Drawing from industry sources such as ConstructConnect™ as well as in-depth interviews with architects, designers, and contractors, AIM's white paper explores and challenges the popular belief that products labeled as "basis of design" automatically have an advantage over products from competing brands.
"Manufacturers often struggle to identify who is making the decision when it comes to brand selection and purchase," explains Fleider. "There is no one method or guarantee because the path to purchase is complex, involving many professionals who can de-rail the decision at any point. While classification as the 'basis of design' can be helpful, it is one factor of many that is considered before a final decision is made."
AIM's analysis, which used the faucet as a typical common product, included a search of over 30,000 specifications over a three-year period. The data indicates that overall, only 7% of the faucet specifications included a "basis of design" specification. AIM's findings apply to multiple types of projects, and the implications of the research are addressed in detail in the white paper.
Looking at all commercial specifications over a three-year period, overall only 16% include "basis of design." This analysis shows that faucet specifications with basis of design are slightly lower; but there may be other areas where it is non-existent.

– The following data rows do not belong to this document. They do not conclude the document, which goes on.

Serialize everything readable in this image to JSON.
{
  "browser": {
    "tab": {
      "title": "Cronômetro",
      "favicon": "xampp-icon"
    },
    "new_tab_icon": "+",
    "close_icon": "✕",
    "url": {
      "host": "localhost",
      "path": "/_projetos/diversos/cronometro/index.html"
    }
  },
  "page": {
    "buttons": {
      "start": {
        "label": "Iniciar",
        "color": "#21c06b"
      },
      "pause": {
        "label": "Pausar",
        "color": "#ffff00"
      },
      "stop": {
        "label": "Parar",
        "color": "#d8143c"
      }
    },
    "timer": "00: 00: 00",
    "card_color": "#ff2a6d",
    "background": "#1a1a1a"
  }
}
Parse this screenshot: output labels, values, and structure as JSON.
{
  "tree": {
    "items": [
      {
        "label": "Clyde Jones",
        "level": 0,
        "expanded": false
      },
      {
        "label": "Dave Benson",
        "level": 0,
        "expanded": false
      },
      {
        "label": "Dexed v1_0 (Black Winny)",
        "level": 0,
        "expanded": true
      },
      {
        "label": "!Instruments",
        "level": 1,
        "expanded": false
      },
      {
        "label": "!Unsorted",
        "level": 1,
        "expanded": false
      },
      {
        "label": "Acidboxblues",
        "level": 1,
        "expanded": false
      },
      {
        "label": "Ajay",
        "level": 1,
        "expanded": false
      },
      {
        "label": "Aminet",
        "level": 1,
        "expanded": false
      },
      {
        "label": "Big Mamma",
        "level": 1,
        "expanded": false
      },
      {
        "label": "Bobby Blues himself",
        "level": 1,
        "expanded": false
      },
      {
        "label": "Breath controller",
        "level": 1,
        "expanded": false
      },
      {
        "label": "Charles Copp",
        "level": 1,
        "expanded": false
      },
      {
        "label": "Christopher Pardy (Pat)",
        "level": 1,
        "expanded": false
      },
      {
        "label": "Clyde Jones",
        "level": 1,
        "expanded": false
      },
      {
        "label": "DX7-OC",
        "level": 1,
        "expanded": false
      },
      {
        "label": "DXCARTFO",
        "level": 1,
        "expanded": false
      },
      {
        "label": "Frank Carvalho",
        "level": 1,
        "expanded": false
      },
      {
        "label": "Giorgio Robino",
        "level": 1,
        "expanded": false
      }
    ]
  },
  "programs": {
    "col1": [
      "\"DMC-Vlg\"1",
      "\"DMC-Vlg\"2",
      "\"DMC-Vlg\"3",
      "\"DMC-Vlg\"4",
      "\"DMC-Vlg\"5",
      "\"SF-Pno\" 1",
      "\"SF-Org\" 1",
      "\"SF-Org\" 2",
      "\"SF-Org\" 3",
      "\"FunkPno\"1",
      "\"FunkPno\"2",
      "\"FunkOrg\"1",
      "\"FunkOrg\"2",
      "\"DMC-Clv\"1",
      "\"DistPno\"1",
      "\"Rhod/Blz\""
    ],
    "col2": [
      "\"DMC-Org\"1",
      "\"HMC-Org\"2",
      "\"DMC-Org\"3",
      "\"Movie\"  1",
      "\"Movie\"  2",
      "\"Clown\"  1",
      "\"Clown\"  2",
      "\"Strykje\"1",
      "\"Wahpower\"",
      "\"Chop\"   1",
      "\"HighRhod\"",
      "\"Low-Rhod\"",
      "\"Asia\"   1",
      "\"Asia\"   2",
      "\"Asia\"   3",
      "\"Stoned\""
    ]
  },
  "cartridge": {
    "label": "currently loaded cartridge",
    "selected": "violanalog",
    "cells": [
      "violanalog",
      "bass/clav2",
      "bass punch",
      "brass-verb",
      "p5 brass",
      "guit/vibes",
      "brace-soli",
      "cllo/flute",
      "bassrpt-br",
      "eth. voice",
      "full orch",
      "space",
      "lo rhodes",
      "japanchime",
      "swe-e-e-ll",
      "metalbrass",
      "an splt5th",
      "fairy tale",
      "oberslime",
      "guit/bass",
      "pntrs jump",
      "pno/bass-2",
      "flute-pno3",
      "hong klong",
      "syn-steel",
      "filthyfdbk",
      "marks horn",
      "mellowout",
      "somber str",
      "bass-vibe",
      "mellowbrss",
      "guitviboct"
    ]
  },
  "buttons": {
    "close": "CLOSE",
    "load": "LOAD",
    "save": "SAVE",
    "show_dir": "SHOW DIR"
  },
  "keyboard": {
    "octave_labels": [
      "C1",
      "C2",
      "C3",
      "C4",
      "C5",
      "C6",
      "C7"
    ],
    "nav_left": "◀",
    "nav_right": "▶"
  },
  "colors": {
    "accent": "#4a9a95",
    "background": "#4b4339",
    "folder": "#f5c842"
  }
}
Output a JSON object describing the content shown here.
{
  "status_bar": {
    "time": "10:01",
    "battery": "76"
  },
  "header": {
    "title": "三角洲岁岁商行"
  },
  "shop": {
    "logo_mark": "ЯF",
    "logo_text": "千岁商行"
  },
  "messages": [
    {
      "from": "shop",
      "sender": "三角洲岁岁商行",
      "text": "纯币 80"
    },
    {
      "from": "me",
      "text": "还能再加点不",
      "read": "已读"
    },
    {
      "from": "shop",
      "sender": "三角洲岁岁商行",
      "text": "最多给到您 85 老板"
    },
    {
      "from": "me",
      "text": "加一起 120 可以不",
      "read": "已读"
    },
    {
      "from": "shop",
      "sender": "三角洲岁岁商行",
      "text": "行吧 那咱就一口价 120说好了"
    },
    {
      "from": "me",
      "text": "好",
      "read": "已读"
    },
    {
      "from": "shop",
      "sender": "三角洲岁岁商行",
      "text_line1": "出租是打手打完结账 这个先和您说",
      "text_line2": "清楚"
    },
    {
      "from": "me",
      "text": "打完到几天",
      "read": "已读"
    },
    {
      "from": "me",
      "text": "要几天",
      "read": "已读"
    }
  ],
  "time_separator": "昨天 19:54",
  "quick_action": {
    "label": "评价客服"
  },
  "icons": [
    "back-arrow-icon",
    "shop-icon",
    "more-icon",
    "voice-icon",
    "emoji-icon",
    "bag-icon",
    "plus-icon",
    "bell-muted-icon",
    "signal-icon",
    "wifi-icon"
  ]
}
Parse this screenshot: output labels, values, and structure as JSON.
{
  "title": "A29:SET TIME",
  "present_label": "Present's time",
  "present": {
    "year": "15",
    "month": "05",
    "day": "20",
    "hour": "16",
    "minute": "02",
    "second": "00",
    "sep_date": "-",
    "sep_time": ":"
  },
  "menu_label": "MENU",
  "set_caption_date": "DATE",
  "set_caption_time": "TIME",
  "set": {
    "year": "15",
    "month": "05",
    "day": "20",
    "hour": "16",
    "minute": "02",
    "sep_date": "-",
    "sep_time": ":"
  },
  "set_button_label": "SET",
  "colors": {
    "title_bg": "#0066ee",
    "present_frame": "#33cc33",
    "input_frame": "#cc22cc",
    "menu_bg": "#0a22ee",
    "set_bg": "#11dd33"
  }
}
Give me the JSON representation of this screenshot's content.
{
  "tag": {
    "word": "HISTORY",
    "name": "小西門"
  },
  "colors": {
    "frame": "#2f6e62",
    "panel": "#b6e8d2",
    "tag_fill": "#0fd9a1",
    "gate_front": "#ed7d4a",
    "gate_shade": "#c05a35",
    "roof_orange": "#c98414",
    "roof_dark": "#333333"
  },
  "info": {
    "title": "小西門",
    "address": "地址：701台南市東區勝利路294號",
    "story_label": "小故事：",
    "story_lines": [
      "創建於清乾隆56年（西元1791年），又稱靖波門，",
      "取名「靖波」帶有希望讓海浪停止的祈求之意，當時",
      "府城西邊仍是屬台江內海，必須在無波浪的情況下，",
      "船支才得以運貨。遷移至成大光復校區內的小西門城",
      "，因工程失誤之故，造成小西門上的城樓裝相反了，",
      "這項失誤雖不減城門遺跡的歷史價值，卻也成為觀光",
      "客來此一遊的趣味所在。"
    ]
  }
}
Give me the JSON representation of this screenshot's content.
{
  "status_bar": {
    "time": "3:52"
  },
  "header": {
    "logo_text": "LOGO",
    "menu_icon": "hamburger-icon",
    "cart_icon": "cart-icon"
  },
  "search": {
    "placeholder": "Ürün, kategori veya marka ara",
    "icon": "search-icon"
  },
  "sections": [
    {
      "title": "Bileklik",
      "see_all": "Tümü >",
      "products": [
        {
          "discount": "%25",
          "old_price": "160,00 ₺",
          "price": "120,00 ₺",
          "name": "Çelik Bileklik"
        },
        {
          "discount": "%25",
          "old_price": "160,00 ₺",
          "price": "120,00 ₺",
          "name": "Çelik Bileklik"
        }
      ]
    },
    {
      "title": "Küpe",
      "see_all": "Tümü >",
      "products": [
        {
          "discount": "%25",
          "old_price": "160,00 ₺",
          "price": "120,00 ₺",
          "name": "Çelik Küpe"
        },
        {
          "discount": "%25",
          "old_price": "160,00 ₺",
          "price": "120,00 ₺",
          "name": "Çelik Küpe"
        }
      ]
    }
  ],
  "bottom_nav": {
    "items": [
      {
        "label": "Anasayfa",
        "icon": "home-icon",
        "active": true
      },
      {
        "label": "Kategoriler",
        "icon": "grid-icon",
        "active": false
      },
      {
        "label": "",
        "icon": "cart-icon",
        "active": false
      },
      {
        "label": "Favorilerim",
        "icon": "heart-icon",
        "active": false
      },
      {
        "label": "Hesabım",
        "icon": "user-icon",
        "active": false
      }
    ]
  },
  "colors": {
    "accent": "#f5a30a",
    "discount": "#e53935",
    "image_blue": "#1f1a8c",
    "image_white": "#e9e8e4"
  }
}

"'Putting Specification Odds in Your Favor' is a great resource for manufacturers who want to understand how specifications and 'basis of design' work, and how to use that knowledge to their advantage," says Jim Nowakowski, president of AIM. "The report sheds light on a complex process and offers conclusions that will help manufacturers succeed as they navigate specifications in their industries."